Source data:
══════

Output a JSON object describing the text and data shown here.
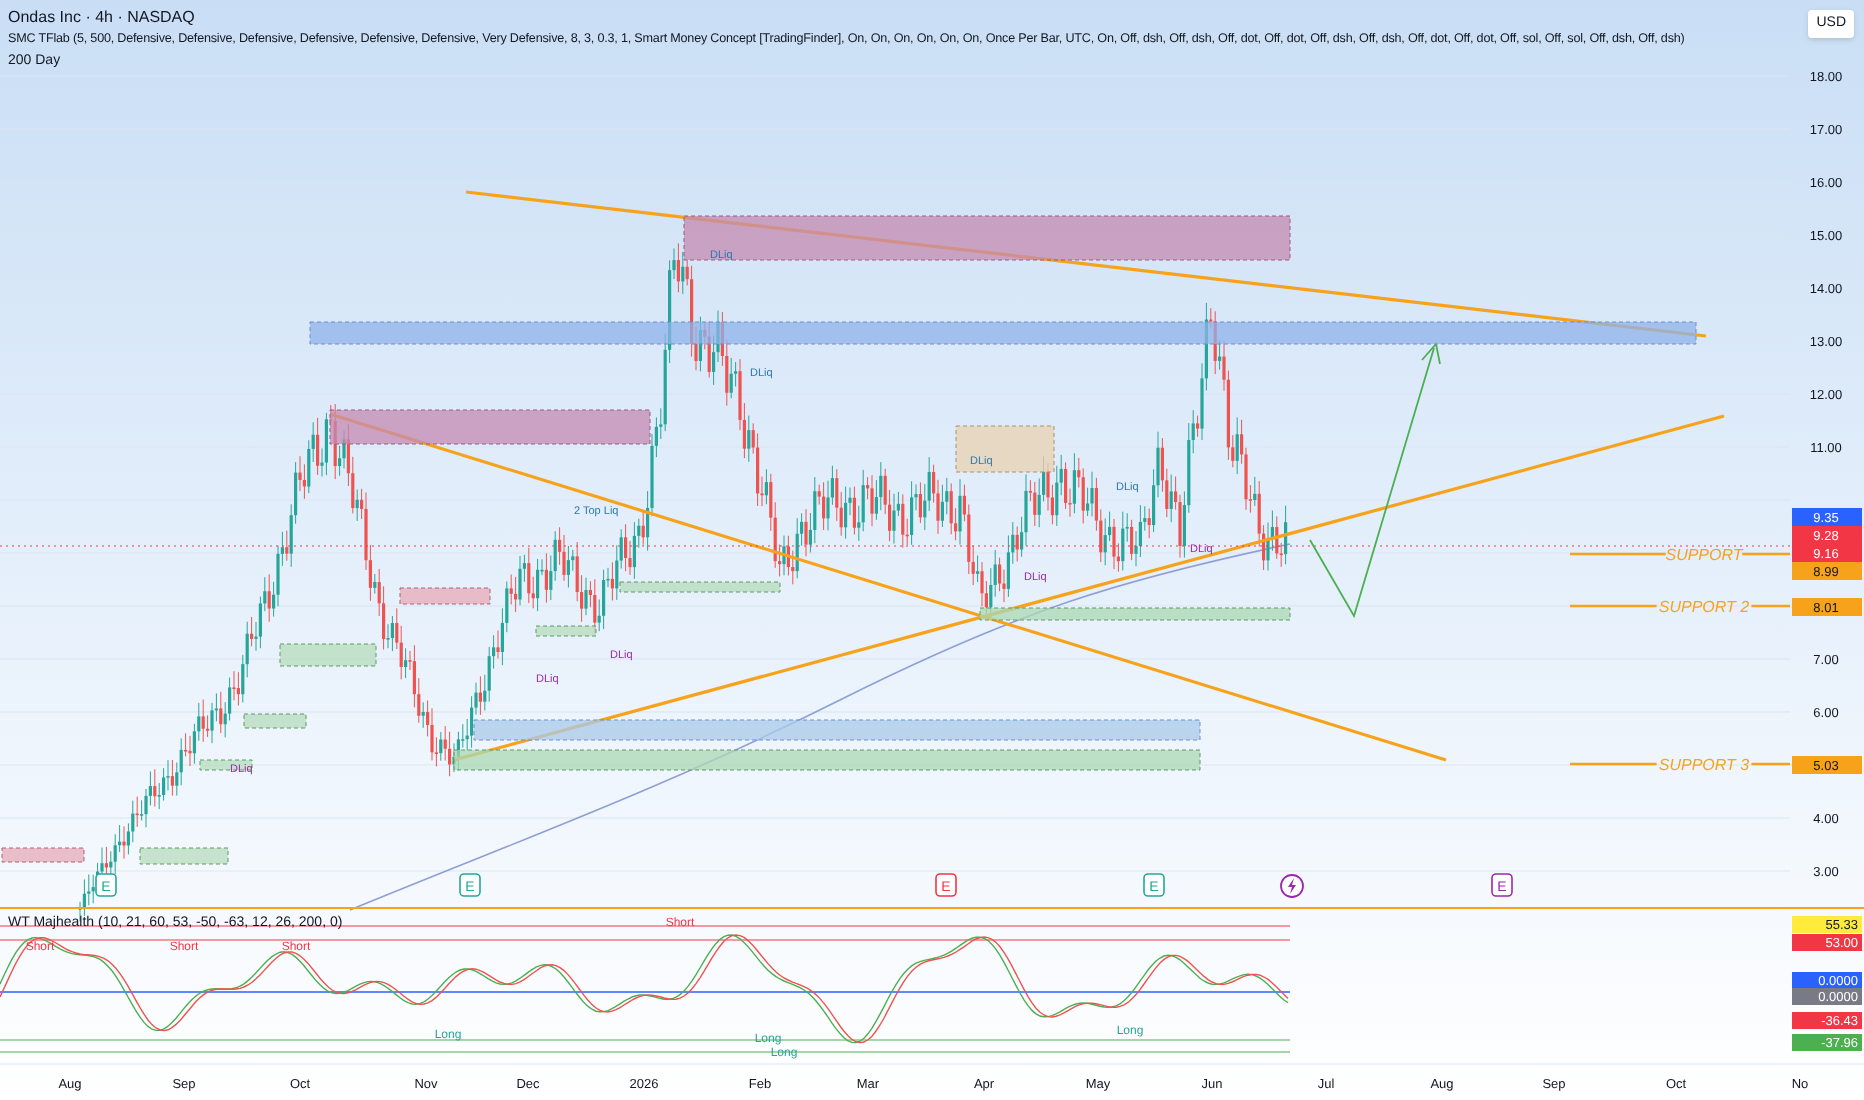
{
  "header": {
    "title": "Ondas Inc · 4h · NASDAQ",
    "indicators": [
      "SMC TFlab (5, 500, Defensive, Defensive, Defensive, Defensive, Defensive, Defensive, Very Defensive, 8, 3, 0.3, 1, Smart Money Concept [TradingFinder], On, On, On, On, On, On, Once Per Bar, UTC, On, Off, dsh, Off, dsh, Off, dot, Off, dot, Off, dsh, Off, dsh, Off, dot, Off, dot, Off, sol, Off, sol, Off, dsh, Off, dsh)",
      "200 Day"
    ]
  },
  "currency_button": "USD",
  "price_axis": [
    "18.00",
    "17.00",
    "16.00",
    "15.00",
    "14.00",
    "13.00",
    "12.00",
    "11.00",
    "7.00",
    "6.00",
    "4.00",
    "3.00"
  ],
  "price_tags": [
    {
      "text": "9.35",
      "color": "#2962ff"
    },
    {
      "text": "9.28",
      "color": "#f23645"
    },
    {
      "text": "9.16",
      "color": "#f23645"
    },
    {
      "text": "8.99",
      "color": "#f7a21b"
    },
    {
      "text": "8.01",
      "color": "#f7a21b"
    },
    {
      "text": "5.03",
      "color": "#f7a21b"
    }
  ],
  "support_lines": [
    "SUPPORT",
    "SUPPORT 2",
    "SUPPORT 3"
  ],
  "chart_labels": [
    "DLiq",
    "DLiq",
    "2 Top Liq",
    "DLiq",
    "DLiq",
    "DLiq",
    "DLiq",
    "DLiq",
    "DLiq",
    "DLiq"
  ],
  "events": [
    {
      "kind": "earnings",
      "label": "E",
      "color": "#26a69a"
    },
    {
      "kind": "earnings",
      "label": "E",
      "color": "#26a69a"
    },
    {
      "kind": "earnings",
      "label": "E",
      "color": "#f23645"
    },
    {
      "kind": "earnings",
      "label": "E",
      "color": "#26a69a"
    },
    {
      "kind": "bolt",
      "color": "#9c27b0"
    },
    {
      "kind": "earnings",
      "label": "E",
      "color": "#9c27b0"
    }
  ],
  "oscillator": {
    "title": "WT Majhealth (10, 21, 60, 53, -50, -63, 12, 26, 200, 0)",
    "signals": [
      {
        "kind": "short",
        "label": "Short"
      },
      {
        "kind": "short",
        "label": "Short"
      },
      {
        "kind": "short",
        "label": "Short"
      },
      {
        "kind": "short",
        "label": "Short"
      },
      {
        "kind": "long",
        "label": "Long"
      },
      {
        "kind": "long",
        "label": "Long"
      },
      {
        "kind": "long",
        "label": "Long"
      },
      {
        "kind": "long",
        "label": "Long"
      }
    ],
    "tags": [
      {
        "text": "55.33",
        "color": "#ffeb3b"
      },
      {
        "text": "53.00",
        "color": "#f23645"
      },
      {
        "text": "0.0000",
        "color": "#2962ff"
      },
      {
        "text": "0.0000",
        "color": "#787b86"
      },
      {
        "text": "-36.43",
        "color": "#f23645"
      },
      {
        "text": "-37.96",
        "color": "#4caf50"
      }
    ]
  },
  "time_axis": [
    "Aug",
    "Sep",
    "Oct",
    "Nov",
    "Dec",
    "2026",
    "Feb",
    "Mar",
    "Apr",
    "May",
    "Jun",
    "Jul",
    "Aug",
    "Sep",
    "Oct",
    "No"
  ]
}
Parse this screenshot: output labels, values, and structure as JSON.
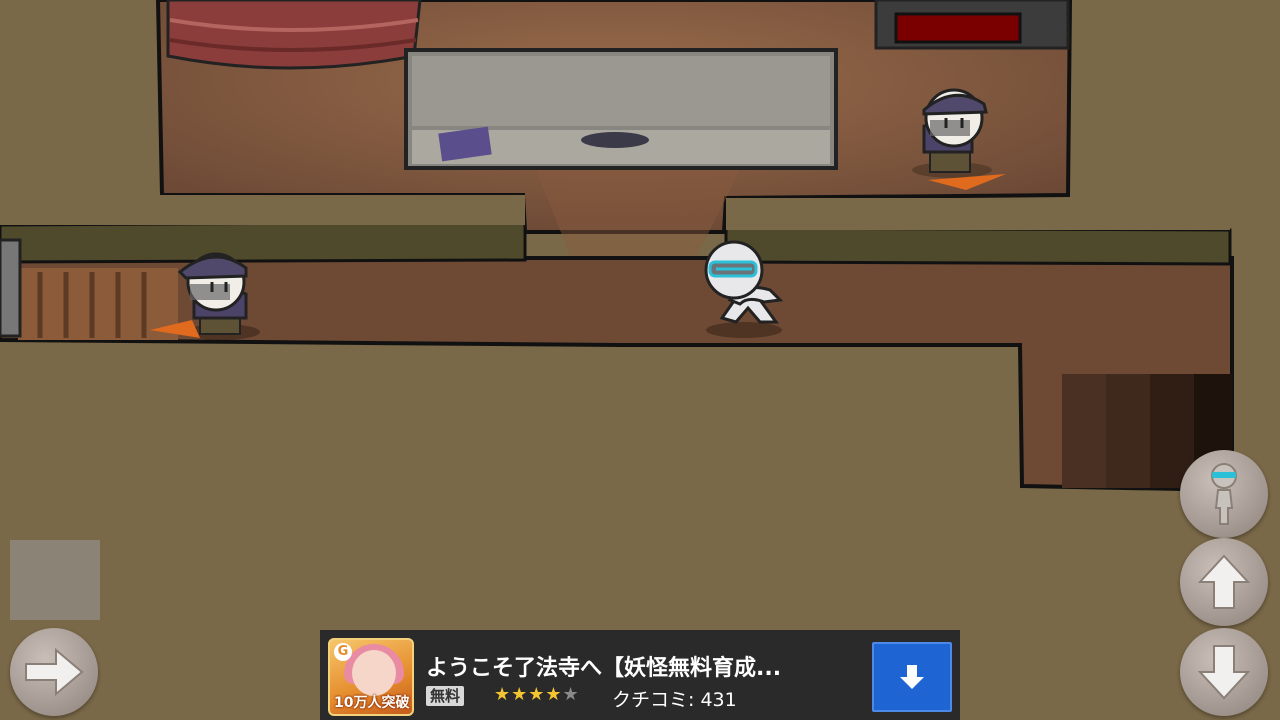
{
  "ad": {
    "title": "ようこそ了法寺へ【妖怪無料育成...",
    "free_label": "無料",
    "rating": 4.5,
    "stars_filled": "★★★★",
    "stars_half": "★",
    "reviews_text": "クチコミ: 431",
    "badge_text": "10万人突破",
    "brand_letter": "G"
  },
  "controls": {
    "right": "right-arrow-icon",
    "up": "up-arrow-icon",
    "down": "down-arrow-icon",
    "disguise": "stickman-icon",
    "download": "download-arrow-icon"
  },
  "colors": {
    "wall": "#7a6948",
    "floor": "#6e4a35",
    "guard_cap": "#51496b",
    "player": "#e8e8ea",
    "visor": "#29c0d8",
    "ad_button": "#1e64d2"
  }
}
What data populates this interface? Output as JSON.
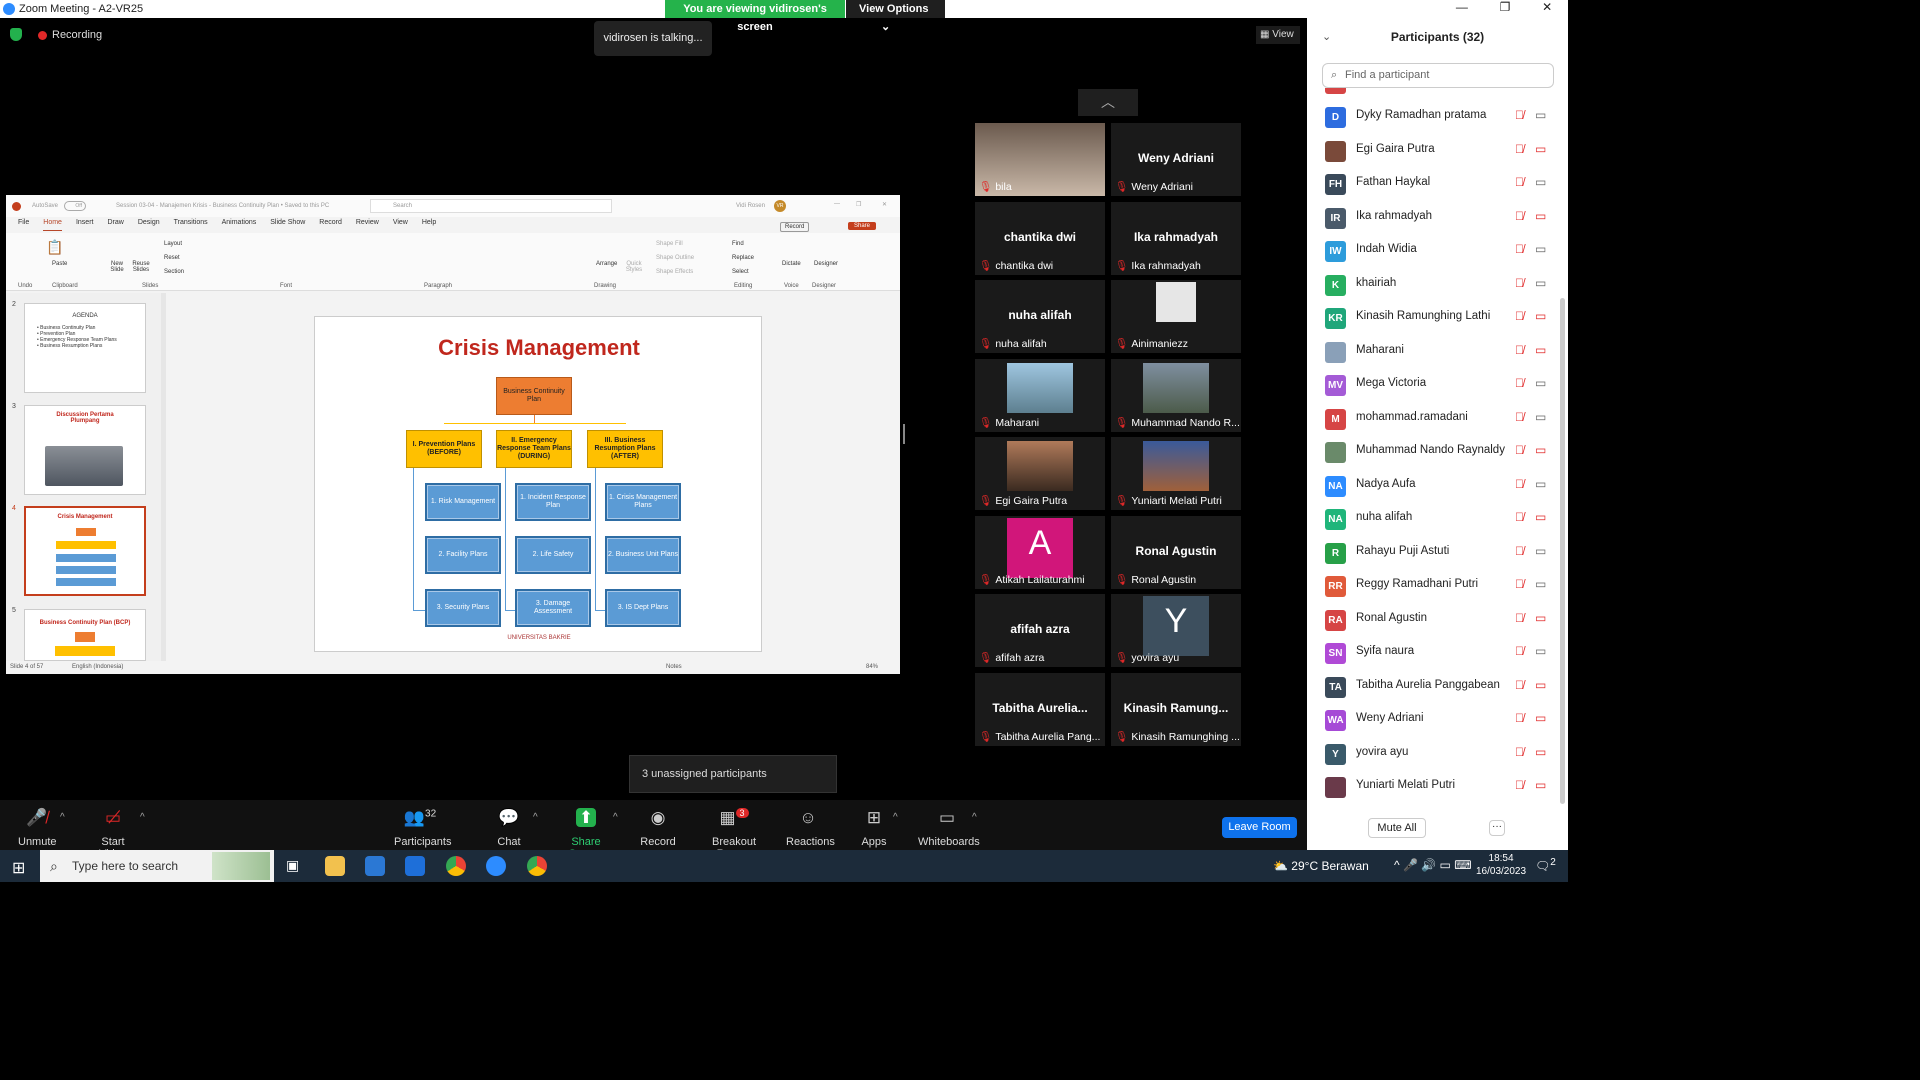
{
  "window": {
    "title": "Zoom Meeting - A2-VR25",
    "viewing_banner": "You are viewing vidirosen's screen",
    "view_options": "View Options"
  },
  "recording": {
    "label": "Recording"
  },
  "talking": "vidirosen is talking...",
  "view_button": "View",
  "ppt": {
    "autosave": "AutoSave",
    "autosave_state": "Off",
    "doc_title": "Session 03-04 - Manajemen Krisis - Business Continuity Plan • Saved to this PC",
    "search_placeholder": "Search",
    "user": "Vidi Rosen",
    "user_initials": "VR",
    "record_btn": "Record",
    "share_btn": "Share",
    "menu": [
      "File",
      "Home",
      "Insert",
      "Draw",
      "Design",
      "Transitions",
      "Animations",
      "Slide Show",
      "Record",
      "Review",
      "View",
      "Help"
    ],
    "ribbon_groups": [
      "Undo",
      "Clipboard",
      "Slides",
      "Font",
      "Paragraph",
      "Drawing",
      "Editing",
      "Voice",
      "Designer"
    ],
    "ribbon_buttons": {
      "paste": "Paste",
      "new_slide": "New Slide",
      "reuse": "Reuse Slides",
      "layout": "Layout",
      "reset": "Reset",
      "section": "Section",
      "arrange": "Arrange",
      "quick_styles": "Quick Styles",
      "shape_fill": "Shape Fill",
      "shape_outline": "Shape Outline",
      "shape_effects": "Shape Effects",
      "find": "Find",
      "replace": "Replace",
      "select": "Select",
      "dictate": "Dictate",
      "designer": "Designer"
    },
    "thumbs": [
      {
        "num": "2",
        "title": "AGENDA",
        "lines": [
          "• Business Continuity Plan",
          "• Prevention Plan",
          "• Emergency Response Team Plans",
          "• Business Resumption Plans"
        ]
      },
      {
        "num": "3",
        "title": "Discussion Pertama Plumpang"
      },
      {
        "num": "4",
        "title": "Crisis Management"
      },
      {
        "num": "5",
        "title": "Business Continuity Plan (BCP)"
      }
    ],
    "slide": {
      "title": "Crisis Management",
      "root": "Business Continuity Plan",
      "branches": [
        "I. Prevention Plans (BEFORE)",
        "II. Emergency Response Team Plans (DURING)",
        "III. Business Resumption Plans (AFTER)"
      ],
      "col1": [
        "1. Risk Management",
        "2. Facility Plans",
        "3. Security Plans"
      ],
      "col2": [
        "1. Incident Response Plan",
        "2. Life Safety",
        "3. Damage Assessment"
      ],
      "col3": [
        "1. Crisis Management Plans",
        "2. Business Unit Plans",
        "3. IS Dept Plans"
      ],
      "footer": "UNIVERSITAS BAKRIE"
    },
    "status": {
      "slide": "Slide 4 of 57",
      "lang": "English (Indonesia)",
      "notes": "Notes",
      "zoom": "84%"
    }
  },
  "gallery": [
    {
      "label": "bila",
      "type": "photo"
    },
    {
      "label": "Weny Adriani",
      "name": "Weny Adriani"
    },
    {
      "label": "chantika dwi",
      "name": "chantika dwi"
    },
    {
      "label": "Ika rahmadyah",
      "name": "Ika rahmadyah"
    },
    {
      "label": "nuha alifah",
      "name": "nuha alifah"
    },
    {
      "label": "Ainimaniezz",
      "type": "avatar"
    },
    {
      "label": "Maharani",
      "type": "photo"
    },
    {
      "label": "Muhammad Nando R...",
      "type": "photo"
    },
    {
      "label": "Egi Gaira Putra",
      "type": "photo"
    },
    {
      "label": "Yuniarti Melati Putri",
      "type": "photo"
    },
    {
      "label": "Atikah Lailaturahmi",
      "letter": "A"
    },
    {
      "label": "Ronal Agustin",
      "name": "Ronal Agustin"
    },
    {
      "label": "afifah azra",
      "name": "afifah azra"
    },
    {
      "label": "yovira ayu",
      "letter": "Y"
    },
    {
      "label": "Tabitha Aurelia Pang...",
      "name": "Tabitha Aurelia..."
    },
    {
      "label": "Kinasih Ramunghing ...",
      "name": "Kinasih Ramung..."
    }
  ],
  "unassigned": "3 unassigned participants",
  "toolbar": {
    "unmute": "Unmute",
    "start_video": "Start Video",
    "participants": "Participants",
    "participants_count": "32",
    "chat": "Chat",
    "share": "Share Screen",
    "record": "Record",
    "breakout": "Breakout Rooms",
    "breakout_badge": "3",
    "reactions": "Reactions",
    "apps": "Apps",
    "whiteboards": "Whiteboards",
    "leave": "Leave Room"
  },
  "participants_panel": {
    "title": "Participants (32)",
    "search_placeholder": "Find a participant",
    "list": [
      {
        "initials": "D",
        "name": "Dyky Ramadhan pratama",
        "color": "#2d6cdf",
        "cam": "on"
      },
      {
        "initials": "",
        "name": "Egi Gaira Putra",
        "color": "#7a4a3a",
        "cam": "off"
      },
      {
        "initials": "FH",
        "name": "Fathan Haykal",
        "color": "#3a4a5a",
        "cam": "on"
      },
      {
        "initials": "IR",
        "name": "Ika rahmadyah",
        "color": "#4a5a6a",
        "cam": "off"
      },
      {
        "initials": "IW",
        "name": "Indah Widia",
        "color": "#2d9cdb",
        "cam": "on"
      },
      {
        "initials": "K",
        "name": "khairiah",
        "color": "#27ae60",
        "cam": "on"
      },
      {
        "initials": "KR",
        "name": "Kinasih Ramunghing Lathi",
        "color": "#1fa67a",
        "cam": "off"
      },
      {
        "initials": "",
        "name": "Maharani",
        "color": "#8aa0b8",
        "cam": "off"
      },
      {
        "initials": "MV",
        "name": "Mega Victoria",
        "color": "#a45bd6",
        "cam": "on"
      },
      {
        "initials": "M",
        "name": "mohammad.ramadani",
        "color": "#d64545",
        "cam": "on"
      },
      {
        "initials": "",
        "name": "Muhammad Nando Raynaldy",
        "color": "#6a8a6a",
        "cam": "off"
      },
      {
        "initials": "NA",
        "name": "Nadya Aufa",
        "color": "#2d8cff",
        "cam": "on"
      },
      {
        "initials": "NA",
        "name": "nuha alifah",
        "color": "#1fb57a",
        "cam": "off"
      },
      {
        "initials": "R",
        "name": "Rahayu Puji Astuti",
        "color": "#27a048",
        "cam": "on"
      },
      {
        "initials": "RR",
        "name": "Reggy Ramadhani Putri",
        "color": "#e05a3a",
        "cam": "on"
      },
      {
        "initials": "RA",
        "name": "Ronal Agustin",
        "color": "#d64545",
        "cam": "off"
      },
      {
        "initials": "SN",
        "name": "Syifa naura",
        "color": "#b04ad6",
        "cam": "on"
      },
      {
        "initials": "TA",
        "name": "Tabitha Aurelia Panggabean",
        "color": "#3a4a5a",
        "cam": "off"
      },
      {
        "initials": "WA",
        "name": "Weny Adriani",
        "color": "#a64ad6",
        "cam": "off"
      },
      {
        "initials": "Y",
        "name": "yovira ayu",
        "color": "#3a5a6a",
        "cam": "off"
      },
      {
        "initials": "",
        "name": "Yuniarti Melati Putri",
        "color": "#6a3a4a",
        "cam": "off"
      }
    ],
    "mute_all": "Mute All",
    "more": "···"
  },
  "taskbar": {
    "search_placeholder": "Type here to search",
    "weather": "29°C Berawan",
    "time": "18:54",
    "date": "16/03/2023",
    "notif": "2"
  }
}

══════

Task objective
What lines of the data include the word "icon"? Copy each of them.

Exercise response
    "right": "right-arrow-icon",
    "up": "up-arrow-icon",
    "down": "down-arrow-icon",
    "disguise": "stickman-icon",
    "download": "download-arrow-icon"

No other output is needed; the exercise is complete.